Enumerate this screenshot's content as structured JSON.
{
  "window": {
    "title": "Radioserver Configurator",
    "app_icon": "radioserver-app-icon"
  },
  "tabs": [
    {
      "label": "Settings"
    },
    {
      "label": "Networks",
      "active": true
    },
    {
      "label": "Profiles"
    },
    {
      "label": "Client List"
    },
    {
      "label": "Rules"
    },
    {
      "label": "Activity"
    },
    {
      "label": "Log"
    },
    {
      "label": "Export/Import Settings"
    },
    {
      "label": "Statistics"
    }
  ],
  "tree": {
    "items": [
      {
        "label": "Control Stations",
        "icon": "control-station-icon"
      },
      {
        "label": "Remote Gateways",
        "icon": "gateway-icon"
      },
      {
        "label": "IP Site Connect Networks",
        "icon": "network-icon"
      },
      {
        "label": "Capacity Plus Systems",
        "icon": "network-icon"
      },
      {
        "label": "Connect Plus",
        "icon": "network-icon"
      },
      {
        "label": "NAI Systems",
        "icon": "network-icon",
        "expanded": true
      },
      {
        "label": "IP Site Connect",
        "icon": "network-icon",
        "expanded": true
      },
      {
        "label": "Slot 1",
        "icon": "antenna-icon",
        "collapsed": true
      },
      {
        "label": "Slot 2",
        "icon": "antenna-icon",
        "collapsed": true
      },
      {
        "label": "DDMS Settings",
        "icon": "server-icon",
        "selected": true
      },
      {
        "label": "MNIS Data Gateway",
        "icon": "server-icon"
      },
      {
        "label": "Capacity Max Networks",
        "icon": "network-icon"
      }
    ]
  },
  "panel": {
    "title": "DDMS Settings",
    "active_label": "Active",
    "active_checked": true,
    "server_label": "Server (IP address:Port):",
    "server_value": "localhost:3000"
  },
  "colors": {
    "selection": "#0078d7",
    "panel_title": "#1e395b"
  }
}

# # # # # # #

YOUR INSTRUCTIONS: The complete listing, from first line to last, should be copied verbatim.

TASK SOLUTION:
Enumerate this screenshot's content as structured JSON.
{
  "window": {
    "title": "Radioserver Configurator",
    "app_icon": "radioserver-app-icon"
  },
  "tabs": [
    {
      "label": "Settings"
    },
    {
      "label": "Networks",
      "active": true
    },
    {
      "label": "Profiles"
    },
    {
      "label": "Client List"
    },
    {
      "label": "Rules"
    },
    {
      "label": "Activity"
    },
    {
      "label": "Log"
    },
    {
      "label": "Export/Import Settings"
    },
    {
      "label": "Statistics"
    }
  ],
  "tree": {
    "items": [
      {
        "label": "Control Stations",
        "icon": "control-station-icon"
      },
      {
        "label": "Remote Gateways",
        "icon": "gateway-icon"
      },
      {
        "label": "IP Site Connect Networks",
        "icon": "network-icon"
      },
      {
        "label": "Capacity Plus Systems",
        "icon": "network-icon"
      },
      {
        "label": "Connect Plus",
        "icon": "network-icon"
      },
      {
        "label": "NAI Systems",
        "icon": "network-icon",
        "expanded": true
      },
      {
        "label": "IP Site Connect",
        "icon": "network-icon",
        "expanded": true
      },
      {
        "label": "Slot 1",
        "icon": "antenna-icon",
        "collapsed": true
      },
      {
        "label": "Slot 2",
        "icon": "antenna-icon",
        "collapsed": true
      },
      {
        "label": "DDMS Settings",
        "icon": "server-icon",
        "selected": true
      },
      {
        "label": "MNIS Data Gateway",
        "icon": "server-icon"
      },
      {
        "label": "Capacity Max Networks",
        "icon": "network-icon"
      }
    ]
  },
  "panel": {
    "title": "DDMS Settings",
    "active_label": "Active",
    "active_checked": true,
    "server_label": "Server (IP address:Port):",
    "server_value": "localhost:3000"
  },
  "colors": {
    "selection": "#0078d7",
    "panel_title": "#1e395b"
  }
}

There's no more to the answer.